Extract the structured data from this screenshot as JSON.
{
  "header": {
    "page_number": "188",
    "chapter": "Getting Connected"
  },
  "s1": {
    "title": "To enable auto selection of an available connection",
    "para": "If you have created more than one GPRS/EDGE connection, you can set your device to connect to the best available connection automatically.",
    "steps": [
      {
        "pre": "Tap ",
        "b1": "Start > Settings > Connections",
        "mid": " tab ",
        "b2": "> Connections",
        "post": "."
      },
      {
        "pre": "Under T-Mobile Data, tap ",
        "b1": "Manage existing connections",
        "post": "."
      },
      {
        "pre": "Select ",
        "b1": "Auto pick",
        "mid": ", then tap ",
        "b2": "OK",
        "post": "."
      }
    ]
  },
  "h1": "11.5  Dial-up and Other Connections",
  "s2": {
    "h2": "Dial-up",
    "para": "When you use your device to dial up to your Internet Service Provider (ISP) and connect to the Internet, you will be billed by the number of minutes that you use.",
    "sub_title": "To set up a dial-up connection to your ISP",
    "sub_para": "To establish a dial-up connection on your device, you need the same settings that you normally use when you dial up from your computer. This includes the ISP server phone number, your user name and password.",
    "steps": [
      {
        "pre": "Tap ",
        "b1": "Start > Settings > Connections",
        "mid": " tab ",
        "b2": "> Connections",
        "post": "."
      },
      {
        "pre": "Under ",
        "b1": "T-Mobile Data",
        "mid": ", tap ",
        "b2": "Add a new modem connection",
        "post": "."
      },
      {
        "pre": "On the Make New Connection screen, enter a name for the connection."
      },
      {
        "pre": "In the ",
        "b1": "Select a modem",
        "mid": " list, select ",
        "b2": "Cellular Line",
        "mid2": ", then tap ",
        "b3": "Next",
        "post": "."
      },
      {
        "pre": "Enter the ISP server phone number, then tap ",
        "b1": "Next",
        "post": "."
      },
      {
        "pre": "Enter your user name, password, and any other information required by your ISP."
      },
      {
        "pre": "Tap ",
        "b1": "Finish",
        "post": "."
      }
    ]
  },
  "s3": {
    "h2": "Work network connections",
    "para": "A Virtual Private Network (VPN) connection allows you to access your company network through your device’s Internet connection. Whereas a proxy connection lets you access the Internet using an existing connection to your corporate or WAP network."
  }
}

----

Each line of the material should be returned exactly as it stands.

Extract the structured data from this screenshot as JSON.
{
  "header": {
    "page_number": "188",
    "chapter": "Getting Connected"
  },
  "s1": {
    "title": "To enable auto selection of an available connection",
    "para": "If you have created more than one GPRS/EDGE connection, you can set your device to connect to the best available connection automatically.",
    "steps": [
      {
        "pre": "Tap ",
        "b1": "Start > Settings > Connections",
        "mid": " tab ",
        "b2": "> Connections",
        "post": "."
      },
      {
        "pre": "Under T-Mobile Data, tap ",
        "b1": "Manage existing connections",
        "post": "."
      },
      {
        "pre": "Select ",
        "b1": "Auto pick",
        "mid": ", then tap ",
        "b2": "OK",
        "post": "."
      }
    ]
  },
  "h1": "11.5  Dial-up and Other Connections",
  "s2": {
    "h2": "Dial-up",
    "para": "When you use your device to dial up to your Internet Service Provider (ISP) and connect to the Internet, you will be billed by the number of minutes that you use.",
    "sub_title": "To set up a dial-up connection to your ISP",
    "sub_para": "To establish a dial-up connection on your device, you need the same settings that you normally use when you dial up from your computer. This includes the ISP server phone number, your user name and password.",
    "steps": [
      {
        "pre": "Tap ",
        "b1": "Start > Settings > Connections",
        "mid": " tab ",
        "b2": "> Connections",
        "post": "."
      },
      {
        "pre": "Under ",
        "b1": "T-Mobile Data",
        "mid": ", tap ",
        "b2": "Add a new modem connection",
        "post": "."
      },
      {
        "pre": "On the Make New Connection screen, enter a name for the connection."
      },
      {
        "pre": "In the ",
        "b1": "Select a modem",
        "mid": " list, select ",
        "b2": "Cellular Line",
        "mid2": ", then tap ",
        "b3": "Next",
        "post": "."
      },
      {
        "pre": "Enter the ISP server phone number, then tap ",
        "b1": "Next",
        "post": "."
      },
      {
        "pre": "Enter your user name, password, and any other information required by your ISP."
      },
      {
        "pre": "Tap ",
        "b1": "Finish",
        "post": "."
      }
    ]
  },
  "s3": {
    "h2": "Work network connections",
    "para": "A Virtual Private Network (VPN) connection allows you to access your company network through your device’s Internet connection. Whereas a proxy connection lets you access the Internet using an existing connection to your corporate or WAP network."
  }
}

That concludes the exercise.